In the copy, include every entry exactly but none of its images.
---------- Recorded information
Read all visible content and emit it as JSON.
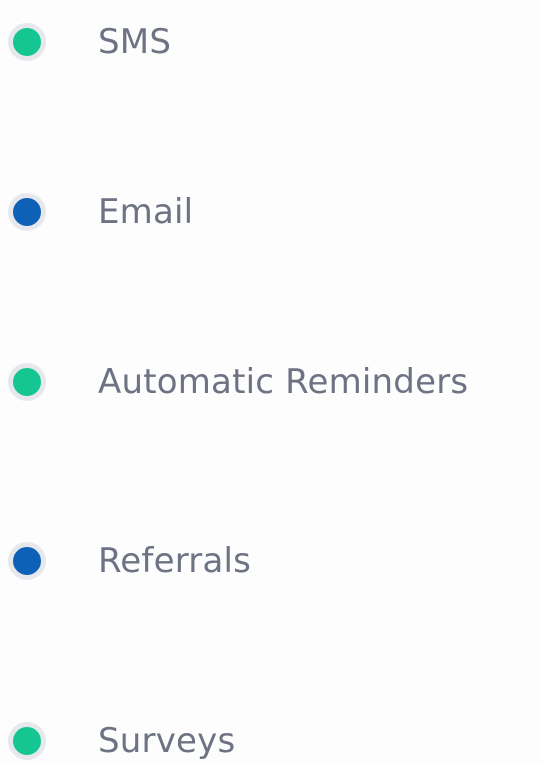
{
  "legend": {
    "items": [
      {
        "label": "SMS",
        "color": "#16c692"
      },
      {
        "label": "Email",
        "color": "#0f61b7"
      },
      {
        "label": "Automatic Reminders",
        "color": "#16c692"
      },
      {
        "label": "Referrals",
        "color": "#0f61b7"
      },
      {
        "label": "Surveys",
        "color": "#16c692"
      }
    ]
  }
}
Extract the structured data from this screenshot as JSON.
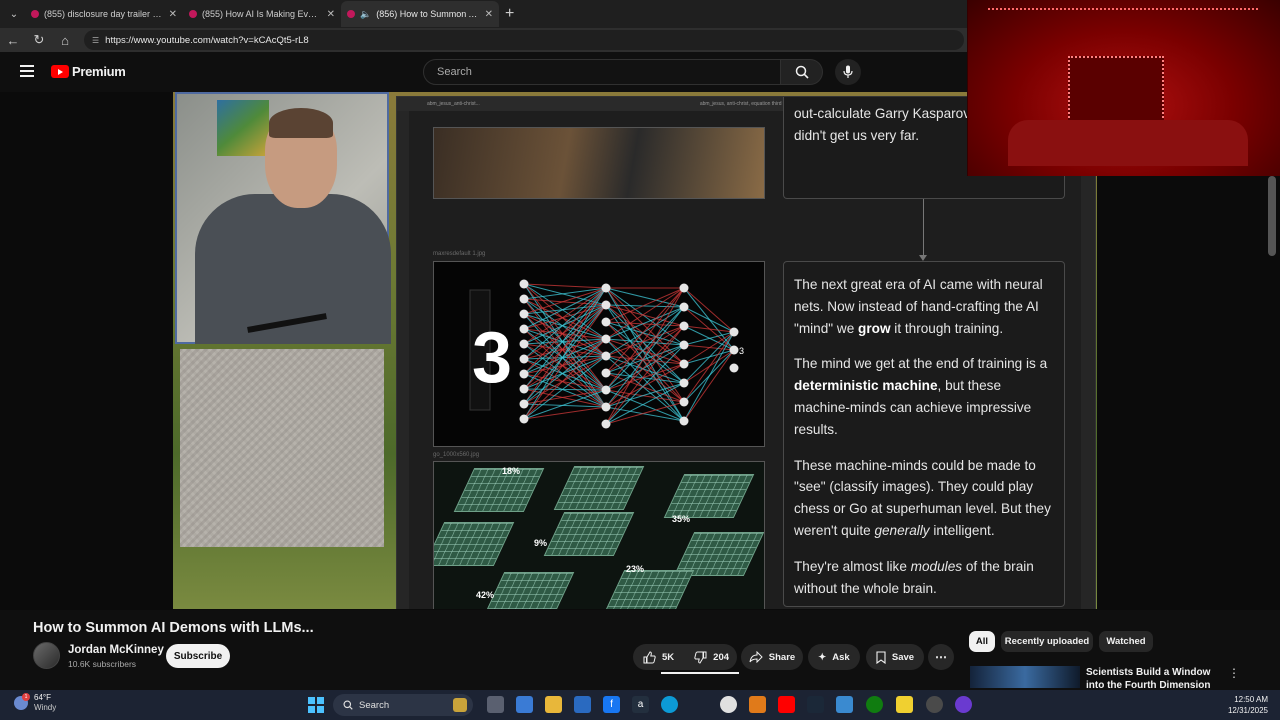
{
  "browser": {
    "tabs": [
      {
        "title": "(855) disclosure day trailer - YouTube",
        "active": false
      },
      {
        "title": "(855) How AI Is Making Everything",
        "active": false
      },
      {
        "title": "(856) How to Summon AI Demons",
        "active": true
      }
    ],
    "url": "https://www.youtube.com/watch?v=kCAcQt5-rL8"
  },
  "youtube": {
    "brand": "Premium",
    "search_placeholder": "Search"
  },
  "video_content": {
    "screen_tab_text": "abm_jesus_anti-christ...",
    "screen_path_text": "abm_jesus, anti-christ, equation third way, ai, demons",
    "top_box_text": "out-calculate Garry Kasparov ... approach didn't get us very far.",
    "label_nn": "maxresdefault 1.jpg",
    "label_go": "go_1000x560.jpg",
    "go_percents": [
      "18%",
      "9%",
      "35%",
      "23%",
      "42%"
    ],
    "nn_output": "3",
    "paragraphs": {
      "p1_a": "The next great era of AI came with neural nets. Now instead of hand-crafting the AI \"mind\" we ",
      "p1_b": "grow",
      "p1_c": " it through training.",
      "p2_a": "The mind we get at the end of training is a ",
      "p2_b": "deterministic machine",
      "p2_c": ", but these machine-minds can achieve impressive results.",
      "p3_a": "These machine-minds could be made to \"see\" (classify images). They could play chess or Go at superhuman level. But they weren't quite ",
      "p3_b": "generally",
      "p3_c": " intelligent.",
      "p4_a": "They're almost like ",
      "p4_b": "modules",
      "p4_c": " of the brain without the whole brain."
    }
  },
  "video_info": {
    "title": "How to Summon AI Demons with LLMs...",
    "channel": "Jordan McKinney",
    "subscribers": "10.6K subscribers",
    "subscribe_label": "Subscribe",
    "likes": "5K",
    "dislikes": "204",
    "share_label": "Share",
    "ask_label": "Ask",
    "save_label": "Save"
  },
  "chips": [
    "All",
    "Recently uploaded",
    "Watched"
  ],
  "recommendation": {
    "title": "Scientists Build a Window into the Fourth Dimension"
  },
  "taskbar": {
    "temp": "64°F",
    "condition": "Windy",
    "weather_badge": "1",
    "search_label": "Search",
    "time": "12:50 AM",
    "date": "12/31/2025"
  }
}
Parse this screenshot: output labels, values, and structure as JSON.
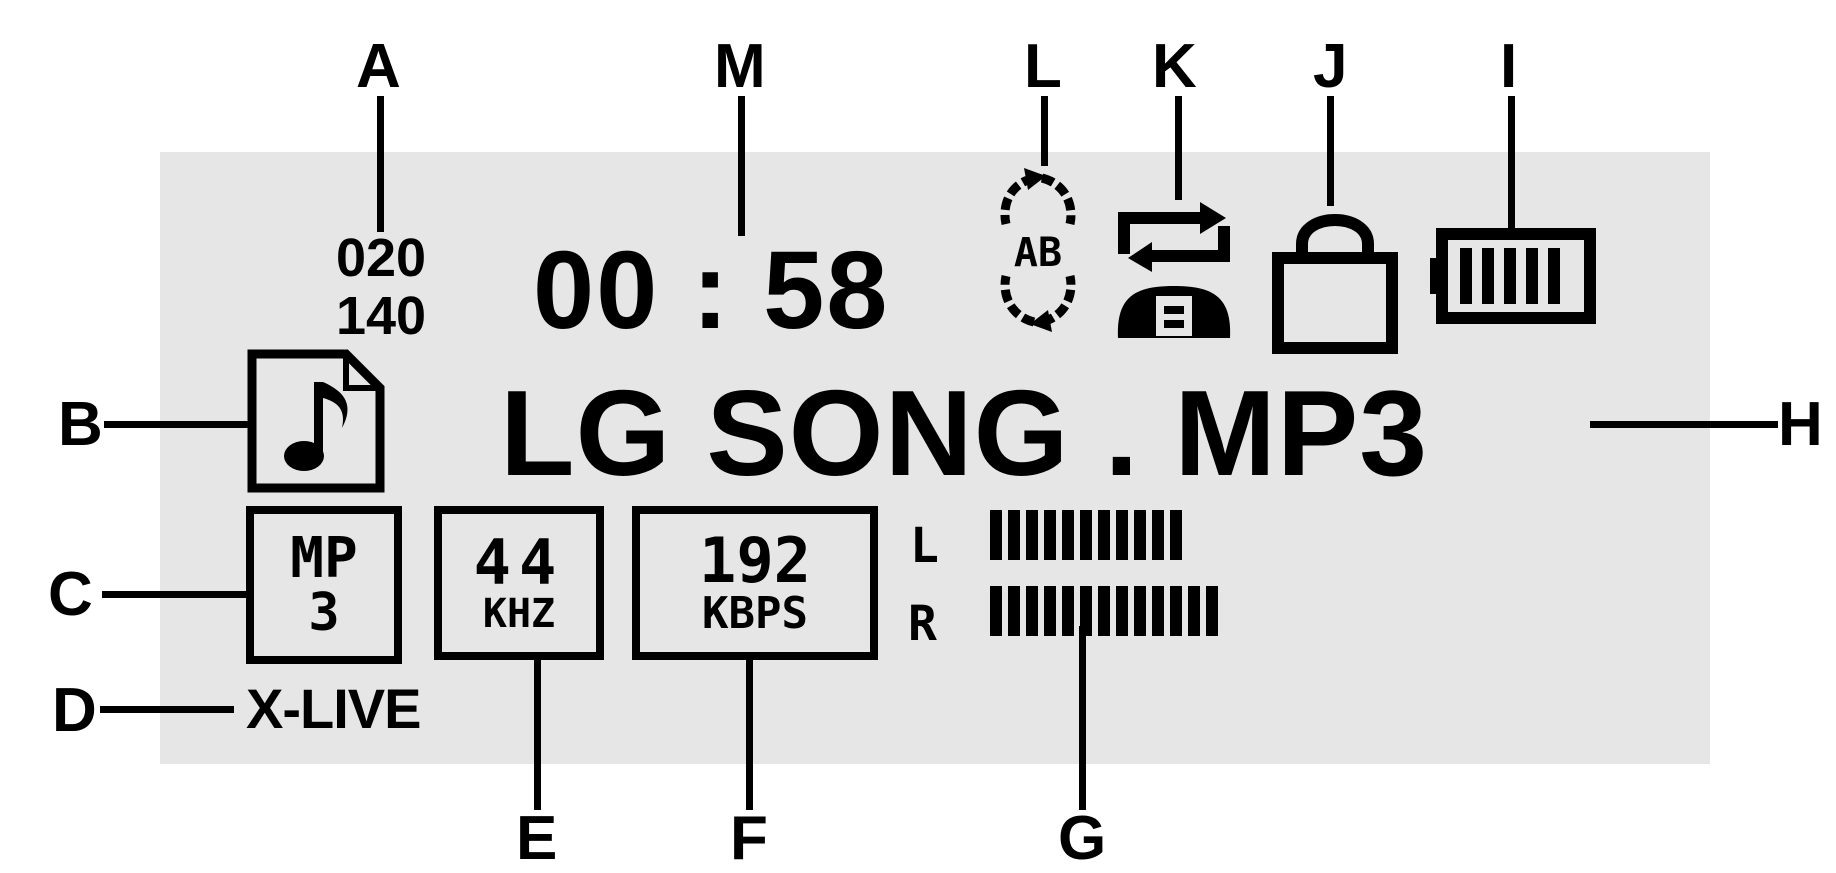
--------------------
> [Solution for this problem]:
Read all visible content and emit it as JSON.
{
  "legend": {
    "items": [
      {
        "label": "SMS",
        "color": "#16c692"
      },
      {
        "label": "Email",
        "color": "#0f61b7"
      },
      {
        "label": "Automatic Reminders",
        "color": "#16c692"
      },
      {
        "label": "Referrals",
        "color": "#0f61b7"
      },
      {
        "label": "Surveys",
        "color": "#16c692"
      }
    ]
  }
}
Extract the structured data from this screenshot as JSON.
{
  "browser": {
    "tabs": [
      {
        "title": "(855) disclosure day trailer - YouTube",
        "active": false
      },
      {
        "title": "(855) How AI Is Making Everything",
        "active": false
      },
      {
        "title": "(856) How to Summon AI Demons",
        "active": true
      }
    ],
    "url": "https://www.youtube.com/watch?v=kCAcQt5-rL8"
  },
  "youtube": {
    "brand": "Premium",
    "search_placeholder": "Search"
  },
  "video_content": {
    "screen_tab_text": "abm_jesus_anti-christ...",
    "screen_path_text": "abm_jesus, anti-christ, equation third way, ai, demons",
    "top_box_text": "out-calculate Garry Kasparov ... approach didn't get us very far.",
    "label_nn": "maxresdefault 1.jpg",
    "label_go": "go_1000x560.jpg",
    "go_percents": [
      "18%",
      "9%",
      "35%",
      "23%",
      "42%"
    ],
    "nn_output": "3",
    "paragraphs": {
      "p1_a": "The next great era of AI came with neural nets. Now instead of hand-crafting the AI \"mind\" we ",
      "p1_b": "grow",
      "p1_c": " it through training.",
      "p2_a": "The mind we get at the end of training is a ",
      "p2_b": "deterministic machine",
      "p2_c": ", but these machine-minds can achieve impressive results.",
      "p3_a": "These machine-minds could be made to \"see\" (classify images). They could play chess or Go at superhuman level. But they weren't quite ",
      "p3_b": "generally",
      "p3_c": " intelligent.",
      "p4_a": "They're almost like ",
      "p4_b": "modules",
      "p4_c": " of the brain without the whole brain."
    }
  },
  "video_info": {
    "title": "How to Summon AI Demons with LLMs...",
    "channel": "Jordan McKinney",
    "subscribers": "10.6K subscribers",
    "subscribe_label": "Subscribe",
    "likes": "5K",
    "dislikes": "204",
    "share_label": "Share",
    "ask_label": "Ask",
    "save_label": "Save"
  },
  "chips": [
    "All",
    "Recently uploaded",
    "Watched"
  ],
  "recommendation": {
    "title": "Scientists Build a Window into the Fourth Dimension"
  },
  "taskbar": {
    "temp": "64°F",
    "condition": "Windy",
    "weather_badge": "1",
    "search_label": "Search",
    "time": "12:50 AM",
    "date": "12/31/2025"
  }
}
Parse this screenshot: output labels, values, and structure as JSON.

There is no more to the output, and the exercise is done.